(Stored records)
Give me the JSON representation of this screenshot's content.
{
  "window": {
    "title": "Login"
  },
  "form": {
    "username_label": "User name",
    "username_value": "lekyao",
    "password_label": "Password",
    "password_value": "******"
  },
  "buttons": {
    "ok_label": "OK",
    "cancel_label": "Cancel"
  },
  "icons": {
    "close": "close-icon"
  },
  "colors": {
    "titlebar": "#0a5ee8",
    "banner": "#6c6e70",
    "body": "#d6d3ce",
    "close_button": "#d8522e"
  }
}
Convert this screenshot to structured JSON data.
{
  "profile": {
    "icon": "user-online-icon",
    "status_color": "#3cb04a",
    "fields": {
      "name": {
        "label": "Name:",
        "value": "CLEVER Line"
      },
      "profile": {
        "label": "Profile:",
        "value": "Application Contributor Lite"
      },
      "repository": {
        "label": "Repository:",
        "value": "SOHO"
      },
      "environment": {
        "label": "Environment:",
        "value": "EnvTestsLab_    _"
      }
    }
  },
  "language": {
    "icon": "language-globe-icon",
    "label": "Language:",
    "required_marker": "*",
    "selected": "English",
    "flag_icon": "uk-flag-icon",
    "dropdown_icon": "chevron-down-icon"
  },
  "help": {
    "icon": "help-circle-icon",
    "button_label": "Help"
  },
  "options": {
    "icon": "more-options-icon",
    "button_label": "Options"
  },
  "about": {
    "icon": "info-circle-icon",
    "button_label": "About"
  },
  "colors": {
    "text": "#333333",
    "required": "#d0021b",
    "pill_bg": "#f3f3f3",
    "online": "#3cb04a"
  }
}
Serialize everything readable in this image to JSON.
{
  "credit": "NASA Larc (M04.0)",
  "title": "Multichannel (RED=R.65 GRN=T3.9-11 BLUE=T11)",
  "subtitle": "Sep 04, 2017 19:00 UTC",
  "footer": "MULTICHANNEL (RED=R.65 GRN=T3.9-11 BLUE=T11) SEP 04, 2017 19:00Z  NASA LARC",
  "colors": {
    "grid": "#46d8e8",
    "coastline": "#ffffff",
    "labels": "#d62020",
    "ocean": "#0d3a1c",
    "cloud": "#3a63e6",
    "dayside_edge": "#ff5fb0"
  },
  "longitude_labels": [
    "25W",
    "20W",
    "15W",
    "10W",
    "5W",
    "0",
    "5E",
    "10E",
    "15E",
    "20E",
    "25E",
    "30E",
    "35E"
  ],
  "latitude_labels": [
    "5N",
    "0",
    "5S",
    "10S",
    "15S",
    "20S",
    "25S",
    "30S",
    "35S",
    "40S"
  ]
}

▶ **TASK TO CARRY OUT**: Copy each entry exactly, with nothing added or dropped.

▶ **TASK ANSWER**:
Give me the JSON representation of this screenshot's content.
{
  "window": {
    "title": "Login"
  },
  "form": {
    "username_label": "User name",
    "username_value": "lekyao",
    "password_label": "Password",
    "password_value": "******"
  },
  "buttons": {
    "ok_label": "OK",
    "cancel_label": "Cancel"
  },
  "icons": {
    "close": "close-icon"
  },
  "colors": {
    "titlebar": "#0a5ee8",
    "banner": "#6c6e70",
    "body": "#d6d3ce",
    "close_button": "#d8522e"
  }
}
Convert this screenshot to structured JSON data.
{
  "profile": {
    "icon": "user-online-icon",
    "status_color": "#3cb04a",
    "fields": {
      "name": {
        "label": "Name:",
        "value": "CLEVER Line"
      },
      "profile": {
        "label": "Profile:",
        "value": "Application Contributor Lite"
      },
      "repository": {
        "label": "Repository:",
        "value": "SOHO"
      },
      "environment": {
        "label": "Environment:",
        "value": "EnvTestsLab_    _"
      }
    }
  },
  "language": {
    "icon": "language-globe-icon",
    "label": "Language:",
    "required_marker": "*",
    "selected": "English",
    "flag_icon": "uk-flag-icon",
    "dropdown_icon": "chevron-down-icon"
  },
  "help": {
    "icon": "help-circle-icon",
    "button_label": "Help"
  },
  "options": {
    "icon": "more-options-icon",
    "button_label": "Options"
  },
  "about": {
    "icon": "info-circle-icon",
    "button_label": "About"
  },
  "colors": {
    "text": "#333333",
    "required": "#d0021b",
    "pill_bg": "#f3f3f3",
    "online": "#3cb04a"
  }
}
Serialize everything readable in this image to JSON.
{
  "credit": "NASA Larc (M04.0)",
  "title": "Multichannel (RED=R.65 GRN=T3.9-11 BLUE=T11)",
  "subtitle": "Sep 04, 2017 19:00 UTC",
  "footer": "MULTICHANNEL (RED=R.65 GRN=T3.9-11 BLUE=T11) SEP 04, 2017 19:00Z  NASA LARC",
  "colors": {
    "grid": "#46d8e8",
    "coastline": "#ffffff",
    "labels": "#d62020",
    "ocean": "#0d3a1c",
    "cloud": "#3a63e6",
    "dayside_edge": "#ff5fb0"
  },
  "longitude_labels": [
    "25W",
    "20W",
    "15W",
    "10W",
    "5W",
    "0",
    "5E",
    "10E",
    "15E",
    "20E",
    "25E",
    "30E",
    "35E"
  ],
  "latitude_labels": [
    "5N",
    "0",
    "5S",
    "10S",
    "15S",
    "20S",
    "25S",
    "30S",
    "35S",
    "40S"
  ]
}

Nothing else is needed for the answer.